> Your objective
Leave the pictures behind and repeat all the entries exactly.

(Study material begins)

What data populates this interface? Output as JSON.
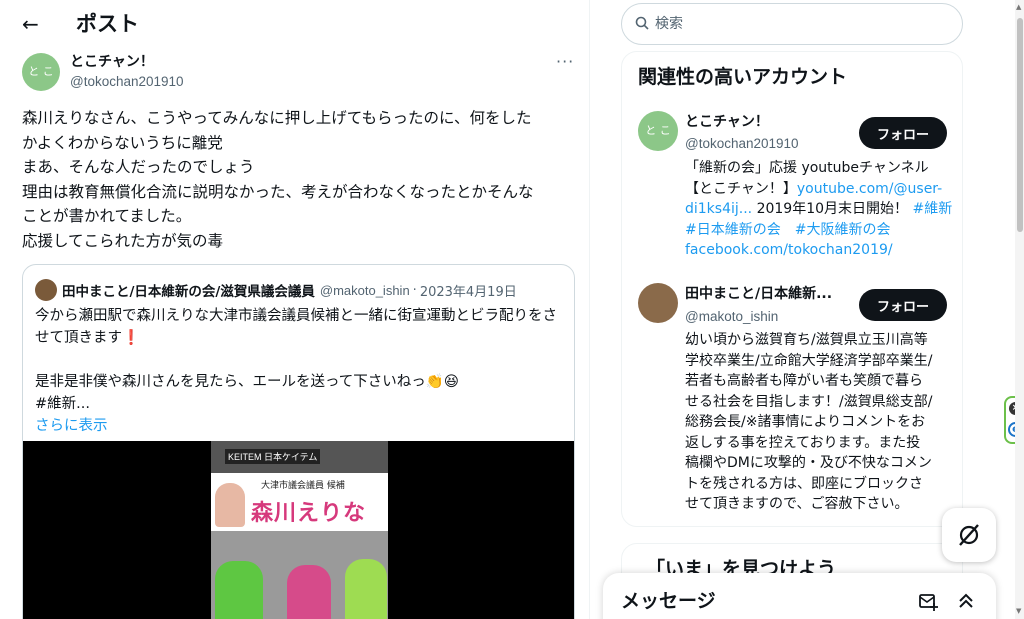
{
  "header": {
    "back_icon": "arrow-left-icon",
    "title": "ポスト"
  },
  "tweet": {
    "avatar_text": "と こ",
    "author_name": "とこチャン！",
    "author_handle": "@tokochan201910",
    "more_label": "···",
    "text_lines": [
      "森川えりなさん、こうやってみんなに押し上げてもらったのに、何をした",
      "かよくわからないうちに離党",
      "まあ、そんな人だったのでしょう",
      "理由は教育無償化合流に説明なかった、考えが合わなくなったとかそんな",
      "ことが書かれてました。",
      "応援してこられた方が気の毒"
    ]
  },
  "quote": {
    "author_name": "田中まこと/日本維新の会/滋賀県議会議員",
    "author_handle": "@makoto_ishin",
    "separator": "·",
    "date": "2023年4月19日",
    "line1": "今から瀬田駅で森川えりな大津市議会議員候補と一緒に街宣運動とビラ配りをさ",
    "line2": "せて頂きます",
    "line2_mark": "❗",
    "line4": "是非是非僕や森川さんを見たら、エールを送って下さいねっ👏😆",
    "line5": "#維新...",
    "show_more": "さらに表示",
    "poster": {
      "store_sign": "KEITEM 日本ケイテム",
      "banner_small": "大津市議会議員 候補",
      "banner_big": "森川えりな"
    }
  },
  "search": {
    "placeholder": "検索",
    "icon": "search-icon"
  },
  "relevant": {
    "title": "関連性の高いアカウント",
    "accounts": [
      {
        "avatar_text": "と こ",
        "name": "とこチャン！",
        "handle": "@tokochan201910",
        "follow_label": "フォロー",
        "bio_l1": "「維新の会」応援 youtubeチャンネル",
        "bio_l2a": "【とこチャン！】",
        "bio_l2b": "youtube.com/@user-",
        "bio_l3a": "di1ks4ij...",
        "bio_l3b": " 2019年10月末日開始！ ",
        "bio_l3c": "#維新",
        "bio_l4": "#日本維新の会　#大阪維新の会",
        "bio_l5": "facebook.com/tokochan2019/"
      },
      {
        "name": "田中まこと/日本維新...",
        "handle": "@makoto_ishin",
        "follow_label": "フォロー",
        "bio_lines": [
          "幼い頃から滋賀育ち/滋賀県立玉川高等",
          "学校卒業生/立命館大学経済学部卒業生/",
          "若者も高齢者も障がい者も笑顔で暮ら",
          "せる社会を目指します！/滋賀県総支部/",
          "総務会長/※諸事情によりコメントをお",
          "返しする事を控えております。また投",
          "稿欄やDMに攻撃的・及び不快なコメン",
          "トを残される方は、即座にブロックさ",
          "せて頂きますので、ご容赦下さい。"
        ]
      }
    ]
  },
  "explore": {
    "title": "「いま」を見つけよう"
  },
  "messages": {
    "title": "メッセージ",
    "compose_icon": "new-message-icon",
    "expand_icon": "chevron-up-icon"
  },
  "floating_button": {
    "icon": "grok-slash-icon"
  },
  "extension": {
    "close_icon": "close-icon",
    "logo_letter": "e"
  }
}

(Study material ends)

> Your solution
What data populates this interface? Output as JSON.
{
  "header": {
    "back_icon": "arrow-left-icon",
    "title": "ポスト"
  },
  "tweet": {
    "avatar_text": "と こ",
    "author_name": "とこチャン！",
    "author_handle": "@tokochan201910",
    "more_label": "···",
    "text_lines": [
      "森川えりなさん、こうやってみんなに押し上げてもらったのに、何をした",
      "かよくわからないうちに離党",
      "まあ、そんな人だったのでしょう",
      "理由は教育無償化合流に説明なかった、考えが合わなくなったとかそんな",
      "ことが書かれてました。",
      "応援してこられた方が気の毒"
    ]
  },
  "quote": {
    "author_name": "田中まこと/日本維新の会/滋賀県議会議員",
    "author_handle": "@makoto_ishin",
    "separator": "·",
    "date": "2023年4月19日",
    "line1": "今から瀬田駅で森川えりな大津市議会議員候補と一緒に街宣運動とビラ配りをさ",
    "line2": "せて頂きます",
    "line2_mark": "❗",
    "line4": "是非是非僕や森川さんを見たら、エールを送って下さいねっ👏😆",
    "line5": "#維新...",
    "show_more": "さらに表示",
    "poster": {
      "store_sign": "KEITEM 日本ケイテム",
      "banner_small": "大津市議会議員 候補",
      "banner_big": "森川えりな"
    }
  },
  "search": {
    "placeholder": "検索",
    "icon": "search-icon"
  },
  "relevant": {
    "title": "関連性の高いアカウント",
    "accounts": [
      {
        "avatar_text": "と こ",
        "name": "とこチャン！",
        "handle": "@tokochan201910",
        "follow_label": "フォロー",
        "bio_l1": "「維新の会」応援 youtubeチャンネル",
        "bio_l2a": "【とこチャン！】",
        "bio_l2b": "youtube.com/@user-",
        "bio_l3a": "di1ks4ij...",
        "bio_l3b": " 2019年10月末日開始！ ",
        "bio_l3c": "#維新",
        "bio_l4": "#日本維新の会　#大阪維新の会",
        "bio_l5": "facebook.com/tokochan2019/"
      },
      {
        "name": "田中まこと/日本維新...",
        "handle": "@makoto_ishin",
        "follow_label": "フォロー",
        "bio_lines": [
          "幼い頃から滋賀育ち/滋賀県立玉川高等",
          "学校卒業生/立命館大学経済学部卒業生/",
          "若者も高齢者も障がい者も笑顔で暮ら",
          "せる社会を目指します！/滋賀県総支部/",
          "総務会長/※諸事情によりコメントをお",
          "返しする事を控えております。また投",
          "稿欄やDMに攻撃的・及び不快なコメン",
          "トを残される方は、即座にブロックさ",
          "せて頂きますので、ご容赦下さい。"
        ]
      }
    ]
  },
  "explore": {
    "title": "「いま」を見つけよう"
  },
  "messages": {
    "title": "メッセージ",
    "compose_icon": "new-message-icon",
    "expand_icon": "chevron-up-icon"
  },
  "floating_button": {
    "icon": "grok-slash-icon"
  },
  "extension": {
    "close_icon": "close-icon",
    "logo_letter": "e"
  }
}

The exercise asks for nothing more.